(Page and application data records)
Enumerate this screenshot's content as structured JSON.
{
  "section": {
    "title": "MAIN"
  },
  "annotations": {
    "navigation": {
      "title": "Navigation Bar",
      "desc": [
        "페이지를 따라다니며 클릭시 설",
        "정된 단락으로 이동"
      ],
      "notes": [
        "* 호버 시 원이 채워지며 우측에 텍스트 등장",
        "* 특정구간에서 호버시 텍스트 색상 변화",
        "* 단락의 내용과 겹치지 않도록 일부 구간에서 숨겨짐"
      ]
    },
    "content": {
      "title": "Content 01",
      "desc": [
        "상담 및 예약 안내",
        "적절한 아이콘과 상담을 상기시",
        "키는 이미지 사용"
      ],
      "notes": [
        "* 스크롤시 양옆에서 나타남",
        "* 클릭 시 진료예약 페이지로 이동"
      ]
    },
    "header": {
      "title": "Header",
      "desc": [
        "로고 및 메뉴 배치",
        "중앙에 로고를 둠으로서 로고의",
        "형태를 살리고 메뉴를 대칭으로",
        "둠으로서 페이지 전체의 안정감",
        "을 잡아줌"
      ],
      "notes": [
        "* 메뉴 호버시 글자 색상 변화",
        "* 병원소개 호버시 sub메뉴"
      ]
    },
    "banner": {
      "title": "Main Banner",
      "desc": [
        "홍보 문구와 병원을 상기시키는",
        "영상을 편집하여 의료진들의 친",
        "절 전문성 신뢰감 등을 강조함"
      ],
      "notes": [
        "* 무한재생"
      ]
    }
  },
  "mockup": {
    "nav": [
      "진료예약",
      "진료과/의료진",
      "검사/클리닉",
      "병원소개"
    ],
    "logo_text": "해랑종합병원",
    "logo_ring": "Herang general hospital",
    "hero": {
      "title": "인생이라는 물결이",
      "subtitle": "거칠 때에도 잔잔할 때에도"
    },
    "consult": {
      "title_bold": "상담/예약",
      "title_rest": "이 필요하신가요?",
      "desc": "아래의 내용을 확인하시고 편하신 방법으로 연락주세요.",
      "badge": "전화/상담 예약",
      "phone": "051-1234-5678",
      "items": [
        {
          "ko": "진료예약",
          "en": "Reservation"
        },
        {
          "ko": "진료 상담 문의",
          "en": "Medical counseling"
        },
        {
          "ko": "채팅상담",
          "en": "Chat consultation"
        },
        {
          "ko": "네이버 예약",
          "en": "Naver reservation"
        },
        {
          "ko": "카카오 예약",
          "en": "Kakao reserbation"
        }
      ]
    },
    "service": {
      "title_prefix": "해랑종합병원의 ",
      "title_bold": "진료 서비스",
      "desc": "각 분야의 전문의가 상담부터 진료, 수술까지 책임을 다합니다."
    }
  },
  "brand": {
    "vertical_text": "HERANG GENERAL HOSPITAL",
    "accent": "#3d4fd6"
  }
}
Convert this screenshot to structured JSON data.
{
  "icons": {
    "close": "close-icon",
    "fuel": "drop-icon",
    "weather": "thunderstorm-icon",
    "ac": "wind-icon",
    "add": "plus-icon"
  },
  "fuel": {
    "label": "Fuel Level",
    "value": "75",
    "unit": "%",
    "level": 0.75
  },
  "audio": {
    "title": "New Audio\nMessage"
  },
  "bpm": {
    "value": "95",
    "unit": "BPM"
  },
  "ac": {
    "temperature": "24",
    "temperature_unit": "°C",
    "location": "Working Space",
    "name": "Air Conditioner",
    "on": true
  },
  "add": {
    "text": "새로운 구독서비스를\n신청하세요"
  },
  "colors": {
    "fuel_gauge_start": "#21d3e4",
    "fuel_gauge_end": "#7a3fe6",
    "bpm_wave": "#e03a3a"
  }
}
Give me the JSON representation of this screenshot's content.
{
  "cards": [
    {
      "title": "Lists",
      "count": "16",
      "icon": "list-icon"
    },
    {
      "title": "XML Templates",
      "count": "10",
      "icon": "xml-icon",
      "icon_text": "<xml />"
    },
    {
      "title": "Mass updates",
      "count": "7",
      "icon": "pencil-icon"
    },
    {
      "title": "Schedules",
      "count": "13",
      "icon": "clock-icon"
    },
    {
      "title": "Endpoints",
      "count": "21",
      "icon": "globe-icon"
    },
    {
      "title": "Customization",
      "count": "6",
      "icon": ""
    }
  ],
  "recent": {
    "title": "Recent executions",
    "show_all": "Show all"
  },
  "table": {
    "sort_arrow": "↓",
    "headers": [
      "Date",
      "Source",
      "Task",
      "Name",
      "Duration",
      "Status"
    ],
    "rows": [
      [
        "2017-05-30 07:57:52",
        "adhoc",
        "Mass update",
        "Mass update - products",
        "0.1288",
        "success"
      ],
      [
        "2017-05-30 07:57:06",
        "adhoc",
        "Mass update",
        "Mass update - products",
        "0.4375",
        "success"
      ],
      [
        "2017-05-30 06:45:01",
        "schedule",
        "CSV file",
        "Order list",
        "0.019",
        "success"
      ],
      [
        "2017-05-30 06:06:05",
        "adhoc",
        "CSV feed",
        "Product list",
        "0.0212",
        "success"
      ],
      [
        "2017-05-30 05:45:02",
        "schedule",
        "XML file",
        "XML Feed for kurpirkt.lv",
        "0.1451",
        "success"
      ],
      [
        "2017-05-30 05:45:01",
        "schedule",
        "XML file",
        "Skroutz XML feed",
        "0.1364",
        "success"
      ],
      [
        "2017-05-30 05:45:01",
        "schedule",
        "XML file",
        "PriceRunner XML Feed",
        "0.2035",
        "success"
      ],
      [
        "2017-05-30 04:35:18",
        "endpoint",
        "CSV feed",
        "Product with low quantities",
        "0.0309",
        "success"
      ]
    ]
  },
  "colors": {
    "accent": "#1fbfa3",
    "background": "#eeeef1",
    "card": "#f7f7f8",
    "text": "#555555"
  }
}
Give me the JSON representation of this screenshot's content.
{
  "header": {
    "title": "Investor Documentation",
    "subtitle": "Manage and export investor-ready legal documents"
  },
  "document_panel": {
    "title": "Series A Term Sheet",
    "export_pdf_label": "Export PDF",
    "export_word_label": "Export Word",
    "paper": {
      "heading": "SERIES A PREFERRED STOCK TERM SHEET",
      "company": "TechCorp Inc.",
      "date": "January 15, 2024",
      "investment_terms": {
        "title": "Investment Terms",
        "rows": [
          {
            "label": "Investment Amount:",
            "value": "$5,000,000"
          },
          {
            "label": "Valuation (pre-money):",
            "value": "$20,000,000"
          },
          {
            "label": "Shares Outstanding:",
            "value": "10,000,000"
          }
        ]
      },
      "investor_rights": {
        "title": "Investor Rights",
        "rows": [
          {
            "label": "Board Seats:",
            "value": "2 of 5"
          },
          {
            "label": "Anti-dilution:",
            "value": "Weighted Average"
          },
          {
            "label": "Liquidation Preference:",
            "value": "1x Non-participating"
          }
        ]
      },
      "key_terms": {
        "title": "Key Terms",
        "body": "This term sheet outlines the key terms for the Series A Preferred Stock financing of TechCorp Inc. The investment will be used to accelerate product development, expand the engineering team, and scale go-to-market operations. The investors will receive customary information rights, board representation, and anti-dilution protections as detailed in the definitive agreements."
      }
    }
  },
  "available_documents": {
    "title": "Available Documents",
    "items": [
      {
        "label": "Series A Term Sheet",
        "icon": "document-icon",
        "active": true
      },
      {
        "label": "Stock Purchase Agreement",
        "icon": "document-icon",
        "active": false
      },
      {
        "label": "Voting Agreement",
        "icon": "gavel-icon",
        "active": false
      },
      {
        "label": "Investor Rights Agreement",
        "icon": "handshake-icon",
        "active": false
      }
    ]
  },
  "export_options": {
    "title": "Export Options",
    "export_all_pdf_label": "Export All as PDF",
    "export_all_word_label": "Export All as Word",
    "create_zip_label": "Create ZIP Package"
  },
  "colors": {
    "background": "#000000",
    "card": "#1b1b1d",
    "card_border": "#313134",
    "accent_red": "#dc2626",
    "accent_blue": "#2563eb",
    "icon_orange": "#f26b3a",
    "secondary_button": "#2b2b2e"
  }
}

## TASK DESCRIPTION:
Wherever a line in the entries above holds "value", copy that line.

## ANSWER SECTION:
    "value": "75",
    "value": "95",
            "value": "$5,000,000"
            "value": "$20,000,000"
            "value": "10,000,000"
            "value": "2 of 5"
            "value": "Weighted Average"
            "value": "1x Non-participating"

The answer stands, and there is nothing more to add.